In the ongoing virtualization war much has been written (pro and con) about the value of memory overcommitment, a feature VMware ESX has and Microsoft Hyper-V is lacking (XenServer, too, for that matter). But only few people take a look at what the term overcommitment actually means. In this article I will explain how overcommitment works, why it greatly benefits VDI installations and why Microsoft denies exactly this.
What is Memory Overcommitment?
Memory overcommitment is not a feature in itself, but a collection of technologies out of which “transparent page sharing” is the most interesting in my opinion. The usefulness of transparent page sharing will spring to mind immediately if you consider VDI environments. There, host machines typically run large numbers of identical client operating systems with the same applications installed on them. Since all the clients/guests run the same application set, most of the code pages they need to keep in memory are identical. Each guest keeps separate copies of all system and application EXEs and DLLs in memory – what a waste!

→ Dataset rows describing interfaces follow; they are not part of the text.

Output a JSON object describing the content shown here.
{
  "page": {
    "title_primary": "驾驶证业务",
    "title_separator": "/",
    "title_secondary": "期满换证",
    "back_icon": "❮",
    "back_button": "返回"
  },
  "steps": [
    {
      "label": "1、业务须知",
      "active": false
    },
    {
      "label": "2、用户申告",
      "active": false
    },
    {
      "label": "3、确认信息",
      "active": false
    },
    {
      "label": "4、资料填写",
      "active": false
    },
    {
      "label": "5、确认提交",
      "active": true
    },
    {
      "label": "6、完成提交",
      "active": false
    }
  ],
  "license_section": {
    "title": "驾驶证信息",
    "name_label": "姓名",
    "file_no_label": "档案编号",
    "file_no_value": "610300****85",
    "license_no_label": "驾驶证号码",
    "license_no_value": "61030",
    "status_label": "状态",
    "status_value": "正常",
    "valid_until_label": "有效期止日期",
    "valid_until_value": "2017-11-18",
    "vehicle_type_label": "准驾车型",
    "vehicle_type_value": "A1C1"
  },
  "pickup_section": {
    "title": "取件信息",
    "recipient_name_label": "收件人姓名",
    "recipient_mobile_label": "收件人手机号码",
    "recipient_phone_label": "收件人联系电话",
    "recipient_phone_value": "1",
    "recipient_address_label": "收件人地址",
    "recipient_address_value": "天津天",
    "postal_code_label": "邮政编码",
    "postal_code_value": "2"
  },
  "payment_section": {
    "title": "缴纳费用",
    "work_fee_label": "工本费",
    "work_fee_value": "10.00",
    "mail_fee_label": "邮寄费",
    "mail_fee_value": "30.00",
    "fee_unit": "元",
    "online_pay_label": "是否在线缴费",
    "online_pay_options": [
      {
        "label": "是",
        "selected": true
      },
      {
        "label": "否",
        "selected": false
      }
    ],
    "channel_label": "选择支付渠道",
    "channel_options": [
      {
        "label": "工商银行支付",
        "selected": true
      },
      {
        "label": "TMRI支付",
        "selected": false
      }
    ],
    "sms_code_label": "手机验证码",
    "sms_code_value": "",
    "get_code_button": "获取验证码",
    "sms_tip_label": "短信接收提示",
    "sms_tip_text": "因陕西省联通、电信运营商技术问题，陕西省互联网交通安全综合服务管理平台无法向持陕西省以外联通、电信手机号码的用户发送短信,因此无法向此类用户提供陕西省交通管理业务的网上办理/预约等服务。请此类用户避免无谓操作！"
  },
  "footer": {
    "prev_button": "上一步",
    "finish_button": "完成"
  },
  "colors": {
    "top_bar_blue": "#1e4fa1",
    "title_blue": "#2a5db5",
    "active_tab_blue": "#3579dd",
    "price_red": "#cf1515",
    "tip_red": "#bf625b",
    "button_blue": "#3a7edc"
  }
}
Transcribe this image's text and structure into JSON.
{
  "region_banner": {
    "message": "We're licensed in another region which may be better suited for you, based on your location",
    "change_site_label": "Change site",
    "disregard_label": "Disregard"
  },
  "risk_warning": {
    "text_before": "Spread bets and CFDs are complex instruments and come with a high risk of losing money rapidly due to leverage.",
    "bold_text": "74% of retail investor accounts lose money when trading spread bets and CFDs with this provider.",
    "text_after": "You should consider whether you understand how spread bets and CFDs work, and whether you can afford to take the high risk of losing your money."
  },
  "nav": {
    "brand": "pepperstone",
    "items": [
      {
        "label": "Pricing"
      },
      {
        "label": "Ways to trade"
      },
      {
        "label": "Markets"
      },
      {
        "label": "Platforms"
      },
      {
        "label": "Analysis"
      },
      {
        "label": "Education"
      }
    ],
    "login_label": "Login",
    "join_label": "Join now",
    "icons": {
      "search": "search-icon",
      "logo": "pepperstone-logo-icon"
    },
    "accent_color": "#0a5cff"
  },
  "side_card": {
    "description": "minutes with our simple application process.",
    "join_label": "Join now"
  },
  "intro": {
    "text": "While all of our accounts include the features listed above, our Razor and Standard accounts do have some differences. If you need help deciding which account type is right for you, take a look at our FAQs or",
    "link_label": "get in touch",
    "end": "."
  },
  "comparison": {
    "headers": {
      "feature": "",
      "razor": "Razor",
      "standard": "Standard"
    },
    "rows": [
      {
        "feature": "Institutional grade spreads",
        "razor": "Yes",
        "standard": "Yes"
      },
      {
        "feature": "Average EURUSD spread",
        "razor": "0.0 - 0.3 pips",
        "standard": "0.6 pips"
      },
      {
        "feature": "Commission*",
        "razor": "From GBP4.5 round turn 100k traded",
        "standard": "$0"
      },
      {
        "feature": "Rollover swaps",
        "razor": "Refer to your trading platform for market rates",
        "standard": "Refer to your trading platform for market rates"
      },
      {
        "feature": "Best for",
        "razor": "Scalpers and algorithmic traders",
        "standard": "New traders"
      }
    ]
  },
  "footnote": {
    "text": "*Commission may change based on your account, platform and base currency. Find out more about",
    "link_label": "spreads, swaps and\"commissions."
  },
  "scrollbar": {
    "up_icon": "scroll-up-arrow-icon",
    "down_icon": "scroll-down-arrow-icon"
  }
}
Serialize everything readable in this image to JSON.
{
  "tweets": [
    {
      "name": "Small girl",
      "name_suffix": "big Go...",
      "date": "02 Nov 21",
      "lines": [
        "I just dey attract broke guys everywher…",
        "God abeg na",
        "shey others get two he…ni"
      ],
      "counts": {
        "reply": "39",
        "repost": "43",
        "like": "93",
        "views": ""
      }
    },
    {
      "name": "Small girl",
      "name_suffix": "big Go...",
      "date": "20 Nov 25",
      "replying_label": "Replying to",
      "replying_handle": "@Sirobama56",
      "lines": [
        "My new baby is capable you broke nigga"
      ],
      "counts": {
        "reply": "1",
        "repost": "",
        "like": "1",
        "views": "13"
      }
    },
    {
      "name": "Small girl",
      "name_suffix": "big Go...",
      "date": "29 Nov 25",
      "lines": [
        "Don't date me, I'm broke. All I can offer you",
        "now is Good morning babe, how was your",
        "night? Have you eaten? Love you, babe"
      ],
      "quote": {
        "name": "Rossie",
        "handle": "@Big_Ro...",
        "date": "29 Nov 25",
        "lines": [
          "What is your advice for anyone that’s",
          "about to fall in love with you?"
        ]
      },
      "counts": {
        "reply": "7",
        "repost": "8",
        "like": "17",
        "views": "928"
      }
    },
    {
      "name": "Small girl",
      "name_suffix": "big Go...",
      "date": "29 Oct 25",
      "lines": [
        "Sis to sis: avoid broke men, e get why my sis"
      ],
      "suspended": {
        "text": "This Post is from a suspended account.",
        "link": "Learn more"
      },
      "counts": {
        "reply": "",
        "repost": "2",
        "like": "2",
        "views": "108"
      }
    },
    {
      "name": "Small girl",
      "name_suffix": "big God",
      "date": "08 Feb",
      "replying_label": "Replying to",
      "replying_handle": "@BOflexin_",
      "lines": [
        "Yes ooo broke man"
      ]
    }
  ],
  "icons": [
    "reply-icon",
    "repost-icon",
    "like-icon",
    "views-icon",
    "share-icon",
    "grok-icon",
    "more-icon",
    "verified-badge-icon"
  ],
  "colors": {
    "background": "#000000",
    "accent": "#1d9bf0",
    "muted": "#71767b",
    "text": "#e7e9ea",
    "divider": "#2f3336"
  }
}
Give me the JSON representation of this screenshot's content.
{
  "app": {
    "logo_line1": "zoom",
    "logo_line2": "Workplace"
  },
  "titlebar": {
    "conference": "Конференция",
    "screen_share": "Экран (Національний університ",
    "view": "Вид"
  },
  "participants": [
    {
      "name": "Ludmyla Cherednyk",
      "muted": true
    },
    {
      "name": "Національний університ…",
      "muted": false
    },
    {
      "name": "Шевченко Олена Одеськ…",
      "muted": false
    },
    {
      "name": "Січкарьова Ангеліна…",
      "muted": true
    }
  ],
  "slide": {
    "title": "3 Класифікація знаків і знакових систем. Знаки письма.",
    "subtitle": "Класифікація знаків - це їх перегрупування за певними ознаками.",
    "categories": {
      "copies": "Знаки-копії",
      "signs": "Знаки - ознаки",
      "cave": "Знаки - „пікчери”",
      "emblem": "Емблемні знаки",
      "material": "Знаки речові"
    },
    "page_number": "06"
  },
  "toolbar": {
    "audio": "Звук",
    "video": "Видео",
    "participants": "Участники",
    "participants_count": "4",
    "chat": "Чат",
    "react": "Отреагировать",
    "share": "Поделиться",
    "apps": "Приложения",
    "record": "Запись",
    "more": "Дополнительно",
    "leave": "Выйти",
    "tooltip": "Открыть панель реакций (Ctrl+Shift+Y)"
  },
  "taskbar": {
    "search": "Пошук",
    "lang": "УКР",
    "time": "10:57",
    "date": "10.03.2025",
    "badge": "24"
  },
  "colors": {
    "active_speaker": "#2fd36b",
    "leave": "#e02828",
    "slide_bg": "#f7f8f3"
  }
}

Now consider the following: in memory program code is organized in units of pages. If you had a component that identified all those identical pages in each guest’s virtual memory and map them to one set of pages in the host’s physical memory, you could reduce the code memory footprint of n virtual machines to that of one single virtual machine. And that is in a nutshell what VMware’s “transparent page sharing” does.
Windows Has Been Overcommitting Since the Earliest Days of NT!
You can also look at it another way: This technology has been around for ages and is built into every modern operating system. Consider a typical Windows system with several applications running. All of those applications require a common set of system DLLs, like advapi32.dll, ntdll.dll and so on. It would be a waste of RAM to load those system DLLs into memory multiple times. Instead, the OS loads each DLL only once and maps the one set of physical pages into each process’s virtual memory. I have explained this in more detail here.
What VMware has done is actually quite simple: they have taken the proven technology of page sharing and taken it one step further: From multiple processes on a single OS to multiple OS’s on a single VM host. This is the logical step to take. Others will take it when they have the technology ready.
So why does Microsoft not recognize the value of transparent page sharing? Simple: because they do not have it yet. It is the same with VMotion/LiveMigration and countless other technologies in the past whose value Microsoft traditionally plays down until they have it themselves.